A question came my way on Friday: if Java New I/O (NIO) is so efficient, why doesn't using it to read a big XML file into memory and wrapping the result in a ByteArrayInputStream make parsing faster?
The answer lies in what ByteArrayInputStream actually does. It's nothing more than a thin wrapper around a byte that allows calling code to think it is dealing with an InputStream. But each call to read(byte, int, int) causes a fragment of the array to be copied (so that the caller cannot modify the underlying array).
The problem is that by the time you've reached the end, you've copied the whole array. With large amounts of data, this can cause a lot of memory to be used and garbage collected and you'll soon start to see that savings of NIO have been more than offset by the activity of ByteArrayInputStream.
Afterall, one of the benefits of NIO is minimizing copying. From Ron Hitchen's excellent Java NIO:
"[in normal Java IO] The disk controller writes the data directly into a kernel memory buffer by DMA [Direct Memory Access] without further assistance from the main CPU. Once the disk controller finishes filling the buffer, the kernel copies the data from the temporary buffer in kernel space to the buffer specified by the process when it requested the read() operation... [C]opying from kernel space to the final user buffer seems like extra work."

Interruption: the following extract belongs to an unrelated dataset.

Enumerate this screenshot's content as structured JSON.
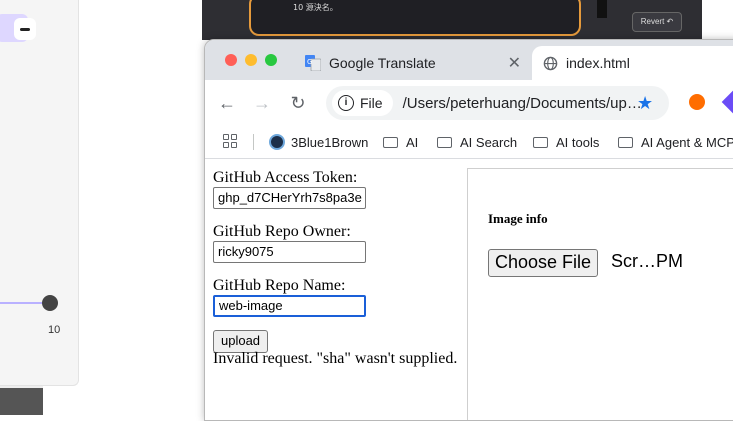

(Java NIO, p13,14).
"By mapping a kernel space address to the same physical address as a virtual address in user space [as with NIO], the DMA hardware (which can access only physical memory addresses) can fill a buffer that is simultaneously visible to both the kernel and a user space process."